  6. 6. Mahmud Al-Naser et al Int. Journal of Engineering Research and Applications www.ijera.com ISSN : 2248-9622, Vol. 4, Issue 5( Version 6), May 2014, pp.01-07 www.ijera.com 6 | P a g e of CDMA cellular networks with base- station antenna arrays, ” Proc. International Zurich Seminar on Digital Communications, pp. 87-100, Zurich,Switzerland, March 1994. [2] N. S. Correal and B. D. Woerner, “Evaluation of dual spatial and polarization diversity reception for DS-CDMA multiuser detection ,” Proc. of IEEE International Conference on Universal Personal Communications, vol. 2, pp. 789-793, Oct. 1998. [3] M. R. Andrews, P. P. Mitra, and R. deCarvalho, ”Tripling the capacity of wireless communications using electromagnetic polarization,” Nature, vol. 409,pp. 316-318, 2001. [4] A. Konanur, K. Gosalia, S. Krishnamurthy, B. L. Hughes, and G. Lazzi, “Investigation of the performance of co-polarized, co- located electric and magnetic dipoles for increasing channel capacity,” Proc. of IEEE AP-S Int. Conf., vol. 2,pp. 531-534, June 2003. [5] A. S. Konanur, K. Gosalia, S. H. Krishnamurthy, B.L. Hughes, and G. Lazzi, Increasing wireless channel capacity through MIMO systems employing co-located antennas, IEEE Trans. Microw. Theory Tech., vol. 53, no. 6, pp. 721729, Jun. 2005. [6] Mahmud ALNaser and Brian L. Hughes, “Polarimetric Vector Receivers for CDMA Multipath Signals,” Proc. of CISS, Mar’04. [7] R. Prasad and M. Jansen, ”Near-far-eff ects on performance of DS/SS systems for personal communication networks,” in Proc. IEEE VTC93, pp. 710713, May 1993. [8] J. Zander, ”Performance of optimumtransmitter power control in cellular radio systems,” IEEE Trans. Veh. Techno., vol. 41, pp. 5762, Feb. 1992. [9] S. A. Grandhi, R. Vijayan and D. J. Goodman, ”Cenralized power control in cellular radio systems,” IEEE Trans. Veh. Techno., vol. 42, pp. 466468, Nov. 1993. [10] G. J. Foschini and Z. Miljanic, ”A simple distributed autonomous PCA and its convergence,” IEEE Trans. Veh. Techno., vol. 42, pp. 641646, Nov. 1993. [11] F. Rashid-Farrokhi, L. Tassiulas, and K. J. R. Liu., ”Joint power control and beamforming in wireless networks using antenna arrays,” IEEE Trans.

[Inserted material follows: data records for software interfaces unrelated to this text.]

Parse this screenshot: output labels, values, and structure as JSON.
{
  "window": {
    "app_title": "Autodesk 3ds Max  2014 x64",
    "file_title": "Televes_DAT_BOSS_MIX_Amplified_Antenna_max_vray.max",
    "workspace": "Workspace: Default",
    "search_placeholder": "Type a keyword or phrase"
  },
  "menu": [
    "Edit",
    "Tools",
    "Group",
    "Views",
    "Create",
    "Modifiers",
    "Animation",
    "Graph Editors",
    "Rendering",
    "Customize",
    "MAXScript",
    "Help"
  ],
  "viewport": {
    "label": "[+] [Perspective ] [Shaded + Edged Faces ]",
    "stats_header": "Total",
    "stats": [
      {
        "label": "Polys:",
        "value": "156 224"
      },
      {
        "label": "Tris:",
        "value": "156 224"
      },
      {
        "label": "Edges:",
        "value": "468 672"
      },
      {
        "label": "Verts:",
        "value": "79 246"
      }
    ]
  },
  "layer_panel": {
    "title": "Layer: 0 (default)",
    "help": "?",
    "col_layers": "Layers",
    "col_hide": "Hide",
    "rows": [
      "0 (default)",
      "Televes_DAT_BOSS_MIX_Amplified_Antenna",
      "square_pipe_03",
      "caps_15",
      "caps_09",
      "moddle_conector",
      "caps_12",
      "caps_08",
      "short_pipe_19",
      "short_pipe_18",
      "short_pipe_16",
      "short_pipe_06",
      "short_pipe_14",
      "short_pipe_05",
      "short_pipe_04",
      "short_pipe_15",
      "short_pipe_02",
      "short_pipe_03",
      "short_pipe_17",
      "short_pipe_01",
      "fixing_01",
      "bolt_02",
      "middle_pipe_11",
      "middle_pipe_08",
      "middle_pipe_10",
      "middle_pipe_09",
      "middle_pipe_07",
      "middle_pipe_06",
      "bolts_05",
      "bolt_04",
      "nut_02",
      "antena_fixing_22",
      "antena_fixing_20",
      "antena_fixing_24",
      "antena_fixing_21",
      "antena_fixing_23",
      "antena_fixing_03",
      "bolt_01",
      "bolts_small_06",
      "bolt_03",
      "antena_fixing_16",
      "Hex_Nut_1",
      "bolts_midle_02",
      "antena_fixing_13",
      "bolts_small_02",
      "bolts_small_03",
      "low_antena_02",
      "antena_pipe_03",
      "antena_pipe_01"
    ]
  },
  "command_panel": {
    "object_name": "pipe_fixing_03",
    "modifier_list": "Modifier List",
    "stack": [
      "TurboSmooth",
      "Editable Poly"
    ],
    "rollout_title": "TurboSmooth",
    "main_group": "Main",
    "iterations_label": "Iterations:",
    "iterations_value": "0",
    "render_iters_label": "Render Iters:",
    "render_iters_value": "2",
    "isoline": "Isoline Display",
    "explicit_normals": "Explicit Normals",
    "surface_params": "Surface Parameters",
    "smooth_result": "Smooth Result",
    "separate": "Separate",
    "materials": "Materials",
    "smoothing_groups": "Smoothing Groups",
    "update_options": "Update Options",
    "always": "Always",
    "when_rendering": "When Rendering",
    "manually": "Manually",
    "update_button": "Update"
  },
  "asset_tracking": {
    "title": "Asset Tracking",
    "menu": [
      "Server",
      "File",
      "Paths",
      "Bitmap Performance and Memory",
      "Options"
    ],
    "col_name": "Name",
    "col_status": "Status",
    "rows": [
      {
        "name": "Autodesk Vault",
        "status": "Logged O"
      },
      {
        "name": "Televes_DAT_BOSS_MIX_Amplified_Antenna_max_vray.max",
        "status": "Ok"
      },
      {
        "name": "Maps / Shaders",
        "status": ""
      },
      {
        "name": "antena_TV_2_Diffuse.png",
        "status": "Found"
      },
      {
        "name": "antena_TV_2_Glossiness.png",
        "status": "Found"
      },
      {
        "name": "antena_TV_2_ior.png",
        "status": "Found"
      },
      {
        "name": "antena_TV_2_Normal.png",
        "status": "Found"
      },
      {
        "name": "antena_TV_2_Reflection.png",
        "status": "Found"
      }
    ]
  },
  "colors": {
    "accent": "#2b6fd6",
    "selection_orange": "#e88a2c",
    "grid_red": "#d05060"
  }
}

Comm., 46(10), pp. 1313-1324, Oct. 1998. [12] A. Yener, R. D. Yates, and S. Ulukus, ”Interference management for CDMA systems through power control, multiuser detection, and beamforming,” IEEE Trans. Comm., vol. 49, no. 7, pp. 1227-1239, Jul. 2001. [13] A. Nehorai, and E. Paldi, “Vector-sensor array processing for electromagnetic source localization,” IEEE Trans. Signal Proc., vol. 42,no. 2,pp. 376-398, Feb 1994. [14] A. F. Naguib, “Adaptive Antennas for CDMA Wireless Networks.,” PhD thesis, Department of Electrical Engineering, Stanford University, Stanford, CA, Aug. 1996. [15] S. Krishnamurthy, “Fundamental Limits and Joint Design of Wireless Systems with Vector Antennas.,” PhD thesis, Department of Electrical Engineering, North Carolina State University, Raleigh, NC, Aug. 2005. [16] J. G. Proakis, Digital Communications. 4th ed. New York: McGraw-Hill, 2000.[17] R. C. Dixon, “Spread spectrum systems,” New York: Wiley, 1976. [17] R.C. Dixon, " Spread spectrum systems,'' New York: Wiley, 1976.
  7. 7. Mahmud Al-Naser et al Int. Journal of Engineering Research and Applications www.ijera.com ISSN : 2248-9622, Vol. 4, Issue 5( Version 6), May 2014, pp.01-07 www.ijera.com 7 | P a g e Fig. 1. BER of the MF receiver for the tripole antenna (3-dipole), 2 dipole and loop, and 2,3- element ULA antennas for L=1 multipath, n=10 users, ∆p=1 dB. Fig. 2. BER of the MF receiver for the tripole antenna (3-dipole), 6-element, and 3-element ULA antenna for L=1,2 multipath, n=10 users, ∆p=1 dB. Fig. 3. BER of the MF receiver for the array of 2- tripole antenna and 6-element VA, Versus 6-element ULA antenna for L=1,2 multipath, n=10 users, ∆p=1 dB. Fig. 4. BER for Pre and Post RAKE MF receiver for the tripole antenna (3-dipole), and 3-element ULA antenna for L=1 multipath, n=10 users, ∆p=1 dB. Fig. 5. BER of the MF receiver for the tripole antenna (3-dipole), 2-tripole antenna and 3,6-element ULA antenna for L=1,2 multipath as a function of users, ∆p=1 dB.